“The resurgence in rhino horn trade is linked to the availability of cellular phones for rapid communication, internet marketing so that criminals remain anonymous and the growing presence of Asian organized crime in Africa.”
This year alone, around 200 animals have been poached in South Africa for their horns, with media reports of five animals killed in one nature reserve alone this past weekend.
In Europe, the UK Government last week announced a ban on the export of rhino horns except under exceptional circumstances; previously the export of antique horns was permissible.
The ban comes after evidence of antique rhino horn and horn products being legally imported from across Europe for re-sale in the UK. The horns are sold at auction houses and then re-exported, often to East Asia, where powdered rhino horn is in high demand for use in medicines, despite no proven clinical efficacy.

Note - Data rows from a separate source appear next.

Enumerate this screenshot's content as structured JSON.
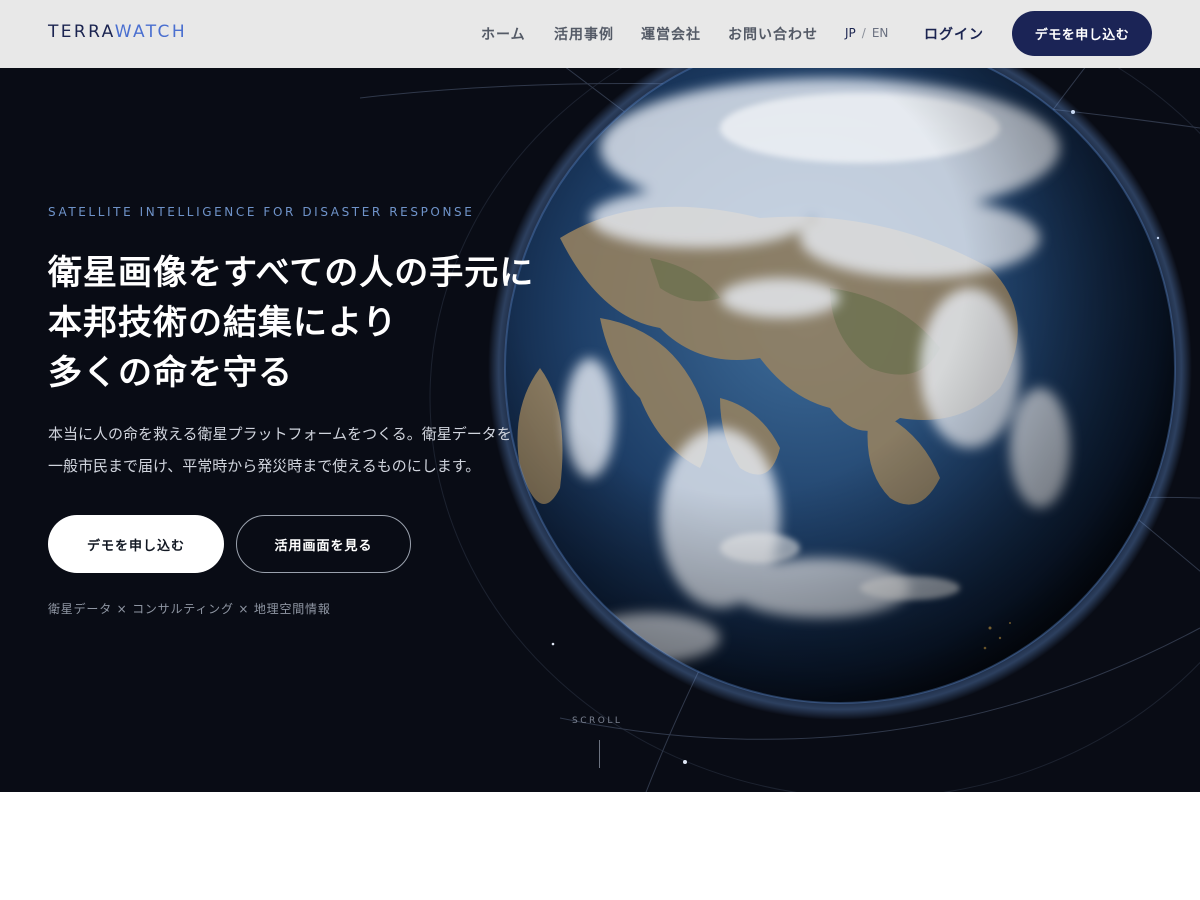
{
  "header": {
    "logo_part1": "TERRA",
    "logo_part2": "WATCH",
    "nav": [
      {
        "label": "ホーム"
      },
      {
        "label": "活用事例"
      },
      {
        "label": "運営会社"
      },
      {
        "label": "お問い合わせ"
      }
    ],
    "lang_jp": "JP",
    "lang_sep": "/",
    "lang_en": "EN",
    "login": "ログイン",
    "demo_button": "デモを申し込む"
  },
  "hero": {
    "eyebrow": "SATELLITE INTELLIGENCE FOR DISASTER RESPONSE",
    "headline": [
      "衛星画像をすべての人の手元に",
      "本邦技術の結集により",
      "多くの命を守る"
    ],
    "description": [
      "本当に人の命を救える衛星プラットフォームをつくる。衛星データを",
      "一般市民まで届け、平常時から発災時まで使えるものにします。"
    ],
    "primary_button": "デモを申し込む",
    "secondary_button": "活用画面を見る",
    "tags": "衛星データ × コンサルティング × 地理空間情報",
    "scroll": "SCROLL"
  },
  "colors": {
    "navy": "#1b2456",
    "hero_bg": "#090c15",
    "eyebrow": "#6f93c9"
  },
  "icons": {
    "globe": "earth-globe-image"
  }
}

Richard Benyon, UK Minister for the Natural Environment and Fisheries, said: “I am extremely concerned about the increase in the number of rhinoceros horn products being sold through UK auction houses. We believe this is providing a financial incentive for poachers and encouraging the use of rhinoceros horns in Asian medicine.
Following the UK’s announcement, government officials will be contacting all auction houses and major antique trade associations in the country to highlight the implications of trading rhino horn, and explain why most applications to export such items will be refused. The case will also be made to ensure a co-ordinated EU approach to the problem.
Earlier this month, WWF South Africa launched a campaign aimed at raising funds and support for those who place their lives on the line in the fight against rhino poaching.
“We’re asking people to take action during the month of September to help us protect our remaining rhino populations and also support our rhino warriors—the men and women at the frontline who risk their lives daily against sophisticated, ruthless and heavily-armed international criminal gangs who run the illegal rhino horn trade,” said Dr Joseph Okori, Head of WWF’s African Rhino Programme.
The month will culminate in “Make a Noise for Rhinos Day” on 22 September, when WWF asks everyone to dust off their vuvuzelas and make a noise.
Namibia has warned poachers to steer clear of its rhino populations.
“Poach a rhino in Namibia, and the blood of the people will be on your hands,” said Netumbo Nandi-Ndaitwah, Namibia’s Minister of Environment and Tourism, speaking at an awards ceremony for Ministry staff in Windhoek.
“You will not be poaching a State rhino, but will be stealing from our people, depriving whole communities of a livelihood.”
She noted that Nambia had one of the best track records in the world for arresting, prosecuting and convicting poachers, according to the Elephant Trade Information System, the global ivory trade monitoring system managed by TRAFFIC on behalf of Parties to CITES (the Convention on International Trade in Endangered Species of Wild Fauna and Flora).